  • 8 Books with Established F/F Relationships from the Start: Sometimes you want to read about two people slowly circling around each other until they get together in the last pages, and sometimes you want to read a book where there is already a happy F/F couple! Here are 8 books that begin with the couples already together.
  • What Charles and Anti-Charles Reveals About Goodreads Homophobia: A Goodreads user named Charles 1 stars thousands of LGBTQ books, especially F/F titles, including ones that are not yet released (and don’t have ARCs). Who is this person?
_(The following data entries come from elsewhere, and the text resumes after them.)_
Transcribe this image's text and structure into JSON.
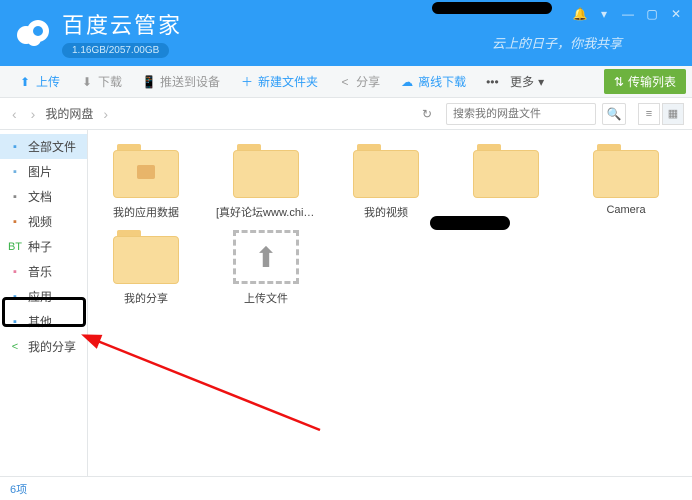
{
  "app": {
    "title": "百度云管家",
    "storage": "1.16GB/2057.00GB",
    "slogan": "云上的日子，你我共享"
  },
  "toolbar": {
    "upload": "上传",
    "download": "下载",
    "push": "推送到设备",
    "newfolder": "新建文件夹",
    "share": "分享",
    "offline": "离线下载",
    "more": "更多",
    "transfer": "传输列表"
  },
  "nav": {
    "breadcrumb": "我的网盘",
    "search_placeholder": "搜索我的网盘文件"
  },
  "sidebar": {
    "items": [
      {
        "label": "全部文件",
        "color": "#4aa3e8"
      },
      {
        "label": "图片",
        "color": "#6fb0e0"
      },
      {
        "label": "文档",
        "color": "#888"
      },
      {
        "label": "视频",
        "color": "#d27a3a"
      },
      {
        "label": "种子",
        "color": "#3bb24a",
        "prefix": "BT"
      },
      {
        "label": "音乐",
        "color": "#e87ea0"
      },
      {
        "label": "应用",
        "color": "#4aa3e8"
      },
      {
        "label": "其他",
        "color": "#4aa3e8"
      },
      {
        "label": "我的分享",
        "color": "#3bb24a"
      }
    ]
  },
  "files": {
    "items": [
      {
        "label": "我的应用数据",
        "type": "app"
      },
      {
        "label": "[真好论坛www.china...",
        "type": "folder"
      },
      {
        "label": "我的视频",
        "type": "folder"
      },
      {
        "label": "",
        "type": "folder"
      },
      {
        "label": "Camera",
        "type": "folder"
      },
      {
        "label": "我的分享",
        "type": "folder"
      },
      {
        "label": "上传文件",
        "type": "upload"
      }
    ]
  },
  "status": {
    "count": "6项"
  }
}
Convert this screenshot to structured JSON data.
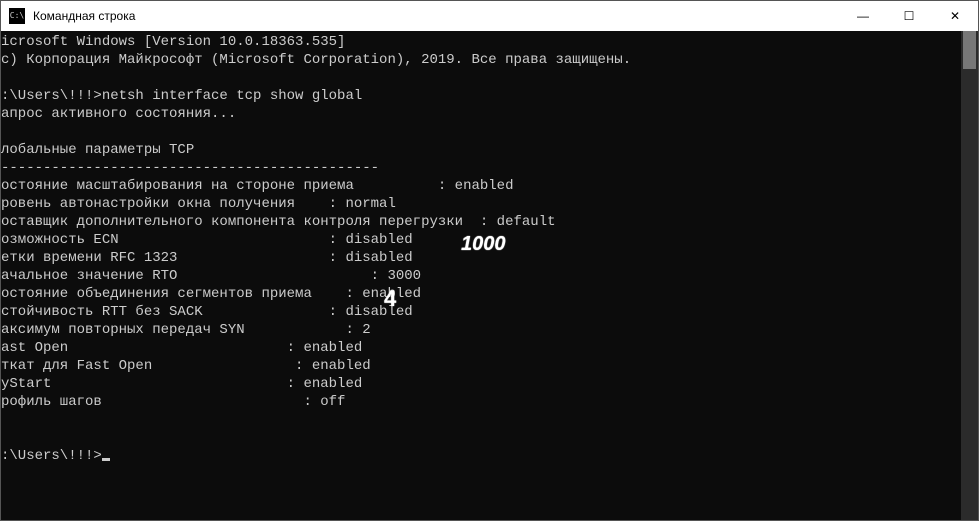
{
  "titlebar": {
    "icon_text": "C:\\",
    "title": "Командная строка"
  },
  "controls": {
    "minimize": "—",
    "maximize": "☐",
    "close": "✕"
  },
  "annotations": {
    "a1": "1000",
    "a2": "4"
  },
  "terminal": {
    "lines": [
      "icrosoft Windows [Version 10.0.18363.535]",
      "с) Корпорация Майкрософт (Microsoft Corporation), 2019. Все права защищены.",
      "",
      ":\\Users\\!!!>netsh interface tcp show global",
      "апрос активного состояния...",
      "",
      "лобальные параметры TCP",
      "---------------------------------------------",
      "остояние масштабирования на стороне приема          : enabled",
      "ровень автонастройки окна получения    : normal",
      "оставщик дополнительного компонента контроля перегрузки  : default",
      "озможность ECN                         : disabled",
      "етки времени RFC 1323                  : disabled",
      "ачальное значение RTO                       : 3000",
      "остояние объединения сегментов приема    : enabled",
      "стойчивость RTT без SACK               : disabled",
      "аксимум повторных передач SYN            : 2",
      "ast Open                          : enabled",
      "ткат для Fast Open                 : enabled",
      "yStart                            : enabled",
      "рофиль шагов                        : off",
      "",
      "",
      ":\\Users\\!!!>"
    ]
  }
}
Why are they doing it? And why is Goodreads allowing it?
  • 6 of the Best Sapphic Shakespeare Retellings: Since Shakespeare was bisexual, and his plays are already filled with crossdressing and other queer shenanigans, why not re-imagine his stories as explicitly queer? These 6 books do!
  • Lesbian Poetry: Because it Didn’t End with Sappho: Excerpts of lesbian poetry, recommendations of lesbian poetry collections, and resources to find even more!
  • Coming Out Later In Life: Books About Coming Out as Bi or Lesbian at 30+: Not everyone comes out as a teen! Here are 15 books about characters that come out in their 30s or later.
  • Black Sapphic 2020 Releases: Has there ever been a better time to support queer books by Black authors than Pride month 2020? Of course, you should be reading these all year round, so here are some bi and lesbian Black new releases to buy or pre-order now. Check out the embedded videos for other LGBTQ titles by Black authors out this year.

And that wraps it up for Pride 2020! (Though, fun fact, Pride in my city actually takes place in July, so this has just been a warm up for me!) I won’t be able to keep up a post every day, but I do hope to be putting out more regular long-form content.

What articles would you like to see from the Lesbrary?

Support the Lesbrary on Patreon at $2 or more a month and be entered to win a queer women book every month! $5 and up patrons get guaranteed books throughout the year on top of the giveaways!

 

This entry was posted in Articles and tagged Pride, Pride 2020 by danikaellis. Bookmark the permalink.